Following the Seventh Circuit’s opinion and its denial of the Appellees’ petition for rehearing, the case will now be remanded to the district court. If the parties do not settle, there will be a trial to determine whether the Plan fiduciaries breached their fiduciary duties by failing to obtain competitive bids, and by relying on consultants for determining whether Hewitt’s fees were reasonable.

What the Seventh Circuit’s Holding Means for Plan Fiduciaries

The Seventh Circuit’s holding is disturbing because it flies in the face of what is a commonly accepted practice in today’s world of large ERISA plans. The Kraft Plan is a large plan with over 37,000 participants and over $2.7 billion in assets (at its lowest). Large plans routinely rely on consultants and other outside experts in determining pricing for plan service providers. Most large plans do not solicit RFPs on a regular basis, and for good reason. Engaging in a competitive bidding process is an extremely time consuming and expensive process. Moreover, such costs of administration generally may be paid from plan assets and therefore reduce participant investment returns. Converting a plan to a new recordkeeper also requires significant leg work, and detailed and expensive employee communications. Moreover, it is disruptive to plan participants, whose investment options will change, and who will be locked out of their plan accounts entirely for a period of time while the plan transitions to the new provider.

As Judge Cudahy states in his dissenting opinion:

It is hard to determine exactly what the majority’s holding means for ERISA fiduciaries…. The advice of consultants is not good enough to justify a fee, but competitive bidding may not always be required. So what is adequate to support a fee without fear of litigation? If plaintiffs can find one “expert” who will testify that the fee is too high, must there be a trial? Here, the trustees have a relationship with Hewitt going back fifteen years. They have a good sense of the dimensions of the job and Hewitt’s performance in carrying it out. Must they substitute any lower bidder that happens along? These are difficult questions and they leave room for the discretion which fiduciaries must be granted to perform their task. Holding otherwise will only serve to steer their attention toward avoiding litigation instead of managing employee wealth.2011 WL 1345463 at *14. These are all good questions which remain unanswered in the wake of the Seventh Circuit’s decision.

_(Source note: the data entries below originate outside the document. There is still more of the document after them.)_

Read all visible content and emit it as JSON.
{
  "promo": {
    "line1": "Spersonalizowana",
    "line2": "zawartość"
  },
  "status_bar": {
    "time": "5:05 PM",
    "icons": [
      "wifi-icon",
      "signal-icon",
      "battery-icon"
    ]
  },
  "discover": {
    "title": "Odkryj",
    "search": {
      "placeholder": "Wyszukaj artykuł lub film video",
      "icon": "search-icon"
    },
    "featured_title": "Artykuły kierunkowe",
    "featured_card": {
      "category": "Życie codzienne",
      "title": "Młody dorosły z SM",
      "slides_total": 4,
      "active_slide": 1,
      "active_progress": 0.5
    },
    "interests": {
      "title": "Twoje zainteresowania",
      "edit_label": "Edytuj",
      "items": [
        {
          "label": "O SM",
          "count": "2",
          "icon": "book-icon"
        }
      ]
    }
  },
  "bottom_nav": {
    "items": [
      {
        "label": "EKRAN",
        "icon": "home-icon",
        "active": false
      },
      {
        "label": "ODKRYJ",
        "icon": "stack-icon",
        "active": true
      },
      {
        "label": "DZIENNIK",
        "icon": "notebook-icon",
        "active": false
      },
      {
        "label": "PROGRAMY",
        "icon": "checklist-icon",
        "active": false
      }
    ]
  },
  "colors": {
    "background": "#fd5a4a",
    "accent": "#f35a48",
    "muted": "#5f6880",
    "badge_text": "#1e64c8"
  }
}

The Seventh Circuit’s decision in Kraft means that plan fiduciaries may face increased litigation challenging basic administrative and investment decisions. We will have to wait and see if other courts follow the Seventh Circuit’s lead, or if courts outside of the Seventh Circuit will continue to give plan fiduciaries deference in their administrative decisions regarding the plan. As the amici concluded, the Seventh Circuit’s holding unfortunately may “subject fiduciaries to costly ‘make-work’ requirements and the threat of litigation that Congress sought to avoid.”²


¹ —F.3d.—, No. 10-1469, 2011 WL 1345463 (7th Cir. Apr. 11 2011).

² Brief of Amici Curiae in Support of Appellees’ Petition for Rehearing En Banc, at *2.